* THE TASK
Pull out all lines from the listing below in which the word "time" appears.

* RECORDED INFORMATION
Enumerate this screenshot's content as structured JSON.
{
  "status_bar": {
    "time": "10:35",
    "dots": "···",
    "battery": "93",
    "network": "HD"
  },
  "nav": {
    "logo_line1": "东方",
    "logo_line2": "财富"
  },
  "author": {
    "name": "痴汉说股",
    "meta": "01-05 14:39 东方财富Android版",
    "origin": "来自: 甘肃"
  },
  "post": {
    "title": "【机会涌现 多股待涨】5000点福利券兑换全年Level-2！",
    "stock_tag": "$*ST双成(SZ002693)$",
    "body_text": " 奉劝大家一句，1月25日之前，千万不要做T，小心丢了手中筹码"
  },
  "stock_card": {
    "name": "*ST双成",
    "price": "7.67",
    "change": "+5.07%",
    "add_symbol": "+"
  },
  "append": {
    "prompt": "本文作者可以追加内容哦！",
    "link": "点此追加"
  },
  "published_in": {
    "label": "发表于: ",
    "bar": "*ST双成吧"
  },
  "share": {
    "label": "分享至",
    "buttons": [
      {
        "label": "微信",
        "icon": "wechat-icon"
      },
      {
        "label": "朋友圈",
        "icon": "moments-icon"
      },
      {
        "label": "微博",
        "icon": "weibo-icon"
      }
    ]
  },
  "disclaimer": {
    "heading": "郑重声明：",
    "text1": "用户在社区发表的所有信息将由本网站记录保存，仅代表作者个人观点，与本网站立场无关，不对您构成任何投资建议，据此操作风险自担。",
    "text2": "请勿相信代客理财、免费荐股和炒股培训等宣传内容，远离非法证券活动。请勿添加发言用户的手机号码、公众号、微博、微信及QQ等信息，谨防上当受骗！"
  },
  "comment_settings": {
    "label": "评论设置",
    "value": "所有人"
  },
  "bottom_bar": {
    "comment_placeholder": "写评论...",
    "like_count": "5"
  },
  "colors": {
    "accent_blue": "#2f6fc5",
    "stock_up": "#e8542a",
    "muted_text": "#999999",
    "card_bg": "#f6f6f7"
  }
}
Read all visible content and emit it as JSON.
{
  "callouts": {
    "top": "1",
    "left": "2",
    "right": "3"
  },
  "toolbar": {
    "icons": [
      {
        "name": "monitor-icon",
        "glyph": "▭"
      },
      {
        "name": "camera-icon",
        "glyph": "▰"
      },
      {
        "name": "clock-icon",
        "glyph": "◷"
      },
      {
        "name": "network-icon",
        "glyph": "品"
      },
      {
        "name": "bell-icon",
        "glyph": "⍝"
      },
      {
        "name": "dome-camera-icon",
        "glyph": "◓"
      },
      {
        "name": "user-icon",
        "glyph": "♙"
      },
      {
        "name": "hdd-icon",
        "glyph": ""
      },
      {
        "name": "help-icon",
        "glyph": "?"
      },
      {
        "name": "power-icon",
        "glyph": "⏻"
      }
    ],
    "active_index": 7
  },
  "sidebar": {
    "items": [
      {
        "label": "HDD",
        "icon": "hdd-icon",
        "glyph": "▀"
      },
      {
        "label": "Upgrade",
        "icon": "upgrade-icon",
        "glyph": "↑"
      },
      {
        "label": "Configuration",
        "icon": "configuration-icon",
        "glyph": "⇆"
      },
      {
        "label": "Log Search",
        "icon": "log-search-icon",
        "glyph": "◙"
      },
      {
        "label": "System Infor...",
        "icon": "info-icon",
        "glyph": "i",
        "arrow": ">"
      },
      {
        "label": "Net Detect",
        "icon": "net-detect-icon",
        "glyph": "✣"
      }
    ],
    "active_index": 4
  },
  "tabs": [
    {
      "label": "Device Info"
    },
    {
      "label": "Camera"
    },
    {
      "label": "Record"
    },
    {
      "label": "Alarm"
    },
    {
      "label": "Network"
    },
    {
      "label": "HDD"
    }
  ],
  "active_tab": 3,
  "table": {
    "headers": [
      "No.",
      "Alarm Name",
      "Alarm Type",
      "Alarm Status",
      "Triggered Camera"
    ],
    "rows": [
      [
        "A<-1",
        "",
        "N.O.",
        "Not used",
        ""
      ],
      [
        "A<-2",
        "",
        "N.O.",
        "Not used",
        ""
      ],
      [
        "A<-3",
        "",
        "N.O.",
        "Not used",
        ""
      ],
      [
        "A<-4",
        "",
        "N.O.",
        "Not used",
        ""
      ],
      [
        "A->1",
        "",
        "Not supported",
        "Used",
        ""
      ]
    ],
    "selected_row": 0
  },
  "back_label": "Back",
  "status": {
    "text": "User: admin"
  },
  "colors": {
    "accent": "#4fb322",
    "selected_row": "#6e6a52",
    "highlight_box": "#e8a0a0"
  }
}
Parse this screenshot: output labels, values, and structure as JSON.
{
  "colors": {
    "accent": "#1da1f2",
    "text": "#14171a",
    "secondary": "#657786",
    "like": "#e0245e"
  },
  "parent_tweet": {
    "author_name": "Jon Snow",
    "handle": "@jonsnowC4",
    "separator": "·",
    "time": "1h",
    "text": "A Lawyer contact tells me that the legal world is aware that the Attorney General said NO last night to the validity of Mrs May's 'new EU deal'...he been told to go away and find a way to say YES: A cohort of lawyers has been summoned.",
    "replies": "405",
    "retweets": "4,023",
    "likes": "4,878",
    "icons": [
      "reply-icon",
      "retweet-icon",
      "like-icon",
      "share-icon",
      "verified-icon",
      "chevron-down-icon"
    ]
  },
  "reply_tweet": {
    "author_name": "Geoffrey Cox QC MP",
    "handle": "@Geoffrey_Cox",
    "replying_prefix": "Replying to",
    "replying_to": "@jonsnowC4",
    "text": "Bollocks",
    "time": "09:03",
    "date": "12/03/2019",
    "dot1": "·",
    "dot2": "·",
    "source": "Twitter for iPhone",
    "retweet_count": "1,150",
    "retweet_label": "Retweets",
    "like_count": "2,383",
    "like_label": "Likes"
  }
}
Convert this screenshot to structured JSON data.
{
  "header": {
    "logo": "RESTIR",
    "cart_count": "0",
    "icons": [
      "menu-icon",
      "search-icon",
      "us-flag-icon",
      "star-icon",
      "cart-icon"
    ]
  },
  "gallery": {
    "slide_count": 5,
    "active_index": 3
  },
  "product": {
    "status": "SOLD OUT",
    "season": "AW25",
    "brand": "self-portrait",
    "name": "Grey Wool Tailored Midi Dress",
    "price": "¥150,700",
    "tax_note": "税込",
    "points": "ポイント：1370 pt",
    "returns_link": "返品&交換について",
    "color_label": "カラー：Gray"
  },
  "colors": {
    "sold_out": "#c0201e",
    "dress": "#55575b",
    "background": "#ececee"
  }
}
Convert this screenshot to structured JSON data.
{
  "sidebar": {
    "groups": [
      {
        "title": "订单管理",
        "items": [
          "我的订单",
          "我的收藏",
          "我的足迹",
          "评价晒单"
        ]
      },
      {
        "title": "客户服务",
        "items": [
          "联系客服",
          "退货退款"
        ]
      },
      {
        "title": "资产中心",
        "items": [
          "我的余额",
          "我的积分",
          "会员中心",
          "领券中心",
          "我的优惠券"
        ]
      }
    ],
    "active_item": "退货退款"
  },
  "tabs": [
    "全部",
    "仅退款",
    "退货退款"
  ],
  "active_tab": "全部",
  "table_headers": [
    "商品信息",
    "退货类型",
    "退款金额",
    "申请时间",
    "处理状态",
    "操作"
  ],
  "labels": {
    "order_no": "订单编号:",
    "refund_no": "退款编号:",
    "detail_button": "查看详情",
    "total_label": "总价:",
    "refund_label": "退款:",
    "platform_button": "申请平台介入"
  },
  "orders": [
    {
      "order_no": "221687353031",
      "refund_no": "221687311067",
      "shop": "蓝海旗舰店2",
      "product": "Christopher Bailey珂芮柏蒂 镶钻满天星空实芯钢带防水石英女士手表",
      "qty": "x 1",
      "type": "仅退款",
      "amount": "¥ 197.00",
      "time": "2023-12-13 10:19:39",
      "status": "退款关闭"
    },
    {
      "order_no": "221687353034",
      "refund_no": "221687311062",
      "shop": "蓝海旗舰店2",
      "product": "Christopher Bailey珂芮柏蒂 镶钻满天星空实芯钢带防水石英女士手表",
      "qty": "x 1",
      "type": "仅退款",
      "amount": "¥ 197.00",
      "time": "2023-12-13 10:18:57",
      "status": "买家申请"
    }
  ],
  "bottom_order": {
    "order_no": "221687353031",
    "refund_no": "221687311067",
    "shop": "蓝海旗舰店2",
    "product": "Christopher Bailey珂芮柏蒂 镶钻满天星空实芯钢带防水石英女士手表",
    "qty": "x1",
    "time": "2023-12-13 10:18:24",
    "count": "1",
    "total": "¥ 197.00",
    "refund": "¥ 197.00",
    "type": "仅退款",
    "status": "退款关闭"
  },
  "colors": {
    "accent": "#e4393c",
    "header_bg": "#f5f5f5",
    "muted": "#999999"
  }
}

* PROBLEM SOLUTION
    "time": "10:35",
    "time": "1h",
    "time": "09:03",
      "time": "2023-12-13 10:19:39",
      "time": "2023-12-13 10:18:57",
    "time": "2023-12-13 10:18:24",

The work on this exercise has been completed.